• PROBLEM TO WORK ON:
Repeat the records below exactly, leaving out every picture.
---
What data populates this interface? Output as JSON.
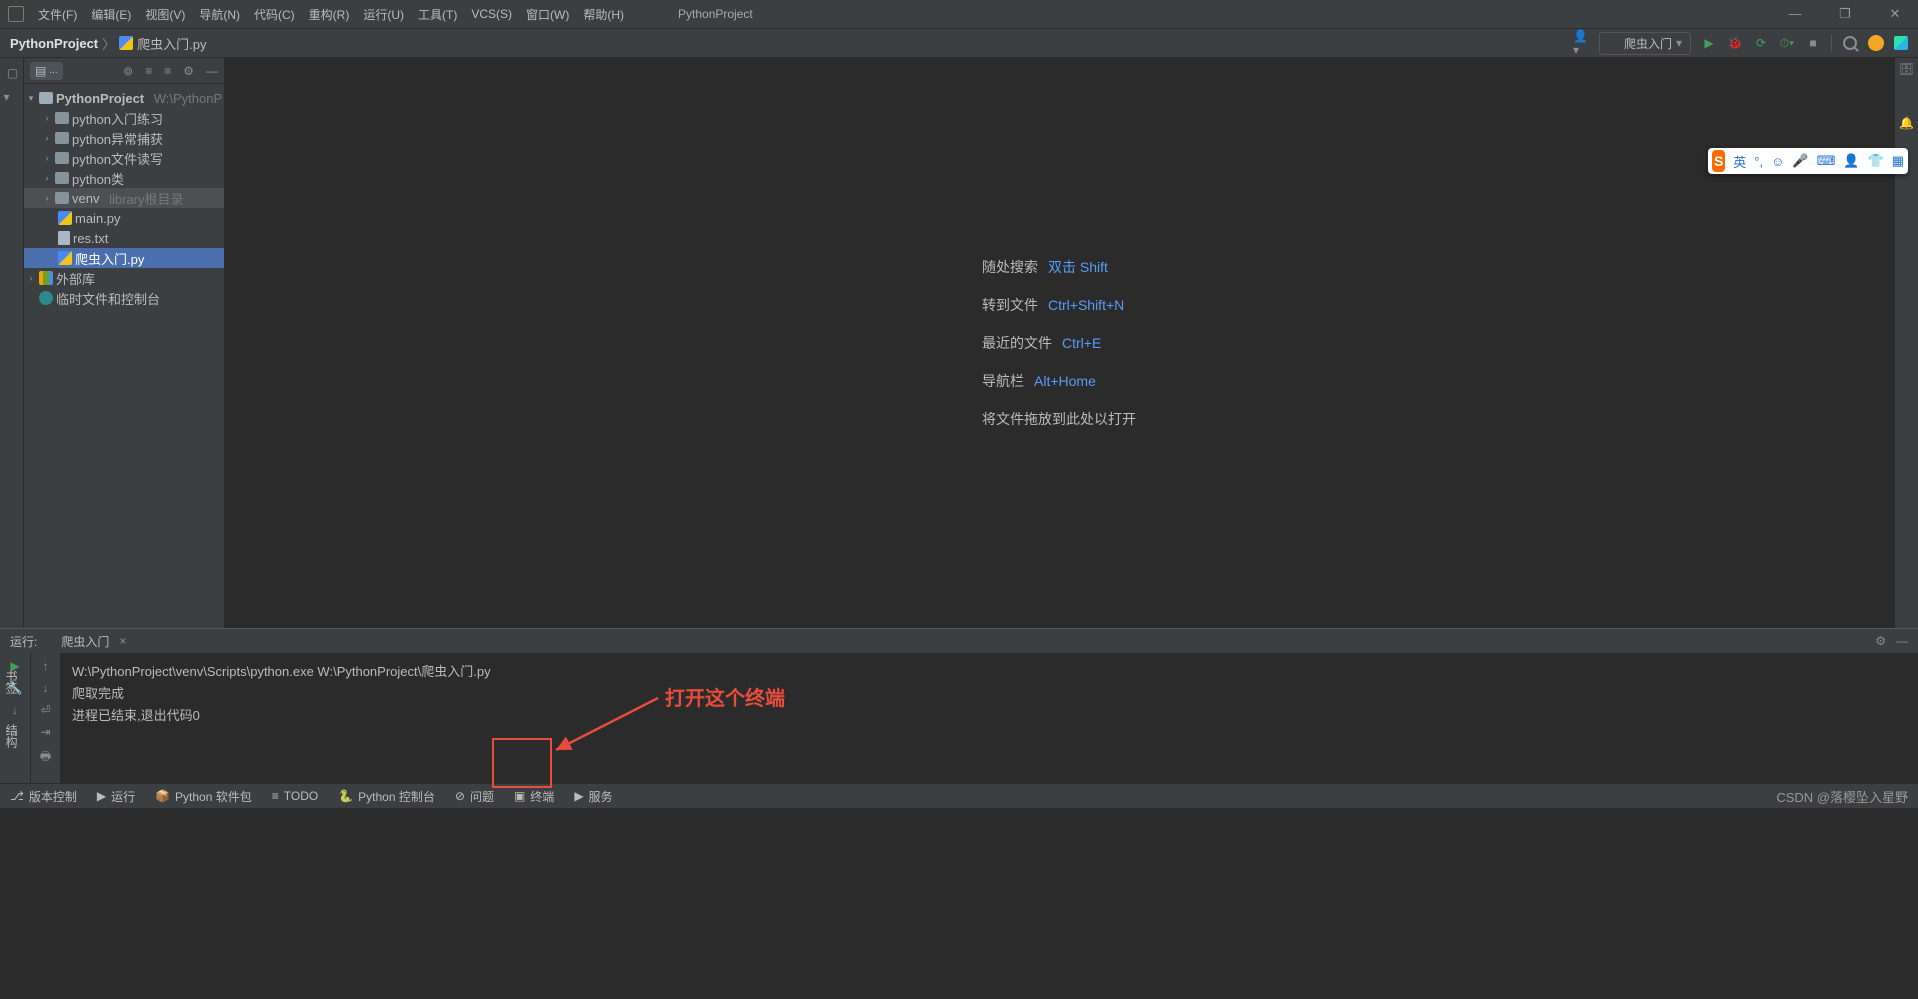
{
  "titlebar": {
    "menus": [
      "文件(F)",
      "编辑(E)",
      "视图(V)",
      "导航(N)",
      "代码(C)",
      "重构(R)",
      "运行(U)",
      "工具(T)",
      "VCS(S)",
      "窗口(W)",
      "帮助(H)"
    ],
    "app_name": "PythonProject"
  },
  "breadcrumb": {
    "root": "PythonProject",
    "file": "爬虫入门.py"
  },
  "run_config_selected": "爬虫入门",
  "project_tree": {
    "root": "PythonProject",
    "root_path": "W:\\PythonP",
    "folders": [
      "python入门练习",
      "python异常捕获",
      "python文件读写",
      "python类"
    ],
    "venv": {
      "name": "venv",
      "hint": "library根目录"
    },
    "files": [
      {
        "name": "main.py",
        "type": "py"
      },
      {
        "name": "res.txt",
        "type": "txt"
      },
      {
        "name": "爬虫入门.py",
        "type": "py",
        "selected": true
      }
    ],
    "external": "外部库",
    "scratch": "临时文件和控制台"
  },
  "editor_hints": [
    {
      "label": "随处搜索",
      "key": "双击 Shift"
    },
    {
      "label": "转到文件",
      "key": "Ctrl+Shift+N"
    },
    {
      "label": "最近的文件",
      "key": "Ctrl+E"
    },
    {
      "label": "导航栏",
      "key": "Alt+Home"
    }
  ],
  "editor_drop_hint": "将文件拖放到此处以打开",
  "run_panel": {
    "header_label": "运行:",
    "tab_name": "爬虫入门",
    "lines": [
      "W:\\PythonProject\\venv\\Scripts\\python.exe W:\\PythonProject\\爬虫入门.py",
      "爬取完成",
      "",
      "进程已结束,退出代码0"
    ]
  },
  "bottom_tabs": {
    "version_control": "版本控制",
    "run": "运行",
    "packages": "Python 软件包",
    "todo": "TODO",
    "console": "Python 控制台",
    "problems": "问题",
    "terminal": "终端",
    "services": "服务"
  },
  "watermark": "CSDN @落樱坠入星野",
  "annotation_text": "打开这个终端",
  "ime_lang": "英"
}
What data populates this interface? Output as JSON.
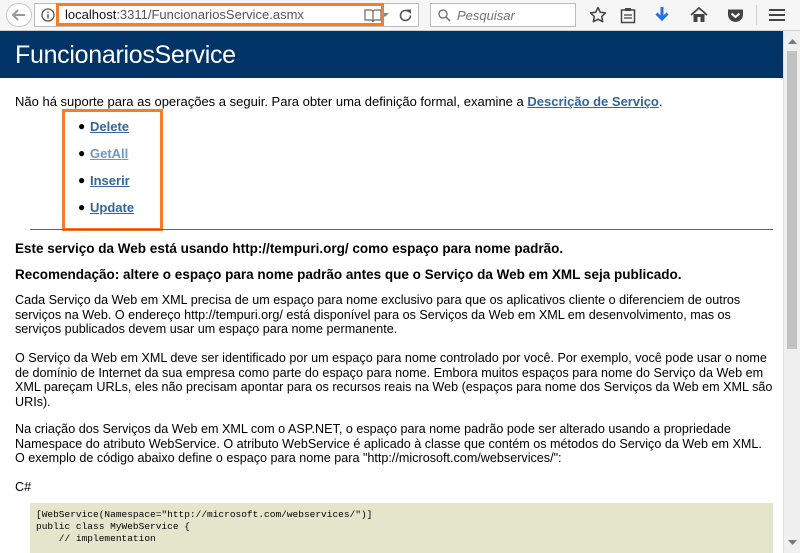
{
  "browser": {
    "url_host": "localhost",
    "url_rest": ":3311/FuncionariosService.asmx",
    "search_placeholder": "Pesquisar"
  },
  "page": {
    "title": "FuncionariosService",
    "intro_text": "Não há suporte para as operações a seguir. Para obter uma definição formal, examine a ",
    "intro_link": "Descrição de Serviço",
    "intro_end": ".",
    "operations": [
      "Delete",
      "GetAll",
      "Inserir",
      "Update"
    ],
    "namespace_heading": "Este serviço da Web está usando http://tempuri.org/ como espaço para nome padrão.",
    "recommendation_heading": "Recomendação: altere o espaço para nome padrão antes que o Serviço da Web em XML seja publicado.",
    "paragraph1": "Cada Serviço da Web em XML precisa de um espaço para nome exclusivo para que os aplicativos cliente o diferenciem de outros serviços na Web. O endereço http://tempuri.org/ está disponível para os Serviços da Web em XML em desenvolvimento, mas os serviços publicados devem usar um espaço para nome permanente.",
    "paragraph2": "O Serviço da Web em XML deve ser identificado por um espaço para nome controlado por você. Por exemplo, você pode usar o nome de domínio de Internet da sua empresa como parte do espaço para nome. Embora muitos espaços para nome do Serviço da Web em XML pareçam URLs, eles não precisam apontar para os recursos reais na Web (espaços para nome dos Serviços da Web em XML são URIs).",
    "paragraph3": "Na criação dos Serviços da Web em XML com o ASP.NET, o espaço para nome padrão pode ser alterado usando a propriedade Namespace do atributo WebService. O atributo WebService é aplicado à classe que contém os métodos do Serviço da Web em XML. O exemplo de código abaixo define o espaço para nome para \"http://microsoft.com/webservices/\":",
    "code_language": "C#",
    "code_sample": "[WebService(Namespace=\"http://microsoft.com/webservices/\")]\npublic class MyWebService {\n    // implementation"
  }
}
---
• SOLVED PROBLEM:
What data populates this interface? Output as JSON.
{
  "titlebar": {
    "menus": [
      "文件(F)",
      "编辑(E)",
      "视图(V)",
      "导航(N)",
      "代码(C)",
      "重构(R)",
      "运行(U)",
      "工具(T)",
      "VCS(S)",
      "窗口(W)",
      "帮助(H)"
    ],
    "app_name": "PythonProject"
  },
  "breadcrumb": {
    "root": "PythonProject",
    "file": "爬虫入门.py"
  },
  "run_config_selected": "爬虫入门",
  "project_tree": {
    "root": "PythonProject",
    "root_path": "W:\\PythonP",
    "folders": [
      "python入门练习",
      "python异常捕获",
      "python文件读写",
      "python类"
    ],
    "venv": {
      "name": "venv",
      "hint": "library根目录"
    },
    "files": [
      {
        "name": "main.py",
        "type": "py"
      },
      {
        "name": "res.txt",
        "type": "txt"
      },
      {
        "name": "爬虫入门.py",
        "type": "py",
        "selected": true
      }
    ],
    "external": "外部库",
    "scratch": "临时文件和控制台"
  },
  "editor_hints": [
    {
      "label": "随处搜索",
      "key": "双击 Shift"
    },
    {
      "label": "转到文件",
      "key": "Ctrl+Shift+N"
    },
    {
      "label": "最近的文件",
      "key": "Ctrl+E"
    },
    {
      "label": "导航栏",
      "key": "Alt+Home"
    }
  ],
  "editor_drop_hint": "将文件拖放到此处以打开",
  "run_panel": {
    "header_label": "运行:",
    "tab_name": "爬虫入门",
    "lines": [
      "W:\\PythonProject\\venv\\Scripts\\python.exe W:\\PythonProject\\爬虫入门.py",
      "爬取完成",
      "",
      "进程已结束,退出代码0"
    ]
  },
  "bottom_tabs": {
    "version_control": "版本控制",
    "run": "运行",
    "packages": "Python 软件包",
    "todo": "TODO",
    "console": "Python 控制台",
    "problems": "问题",
    "terminal": "终端",
    "services": "服务"
  },
  "watermark": "CSDN @落樱坠入星野",
  "annotation_text": "打开这个终端",
  "ime_lang": "英"
}
What data populates this interface? Output as JSON.
{
  "browser": {
    "url_host": "localhost",
    "url_rest": ":3311/FuncionariosService.asmx",
    "search_placeholder": "Pesquisar"
  },
  "page": {
    "title": "FuncionariosService",
    "intro_text": "Não há suporte para as operações a seguir. Para obter uma definição formal, examine a ",
    "intro_link": "Descrição de Serviço",
    "intro_end": ".",
    "operations": [
      "Delete",
      "GetAll",
      "Inserir",
      "Update"
    ],
    "namespace_heading": "Este serviço da Web está usando http://tempuri.org/ como espaço para nome padrão.",
    "recommendation_heading": "Recomendação: altere o espaço para nome padrão antes que o Serviço da Web em XML seja publicado.",
    "paragraph1": "Cada Serviço da Web em XML precisa de um espaço para nome exclusivo para que os aplicativos cliente o diferenciem de outros serviços na Web. O endereço http://tempuri.org/ está disponível para os Serviços da Web em XML em desenvolvimento, mas os serviços publicados devem usar um espaço para nome permanente.",
    "paragraph2": "O Serviço da Web em XML deve ser identificado por um espaço para nome controlado por você. Por exemplo, você pode usar o nome de domínio de Internet da sua empresa como parte do espaço para nome. Embora muitos espaços para nome do Serviço da Web em XML pareçam URLs, eles não precisam apontar para os recursos reais na Web (espaços para nome dos Serviços da Web em XML são URIs).",
    "paragraph3": "Na criação dos Serviços da Web em XML com o ASP.NET, o espaço para nome padrão pode ser alterado usando a propriedade Namespace do atributo WebService. O atributo WebService é aplicado à classe que contém os métodos do Serviço da Web em XML. O exemplo de código abaixo define o espaço para nome para \"http://microsoft.com/webservices/\":",
    "code_language": "C#",
    "code_sample": "[WebService(Namespace=\"http://microsoft.com/webservices/\")]\npublic class MyWebService {\n    // implementation"
  }
}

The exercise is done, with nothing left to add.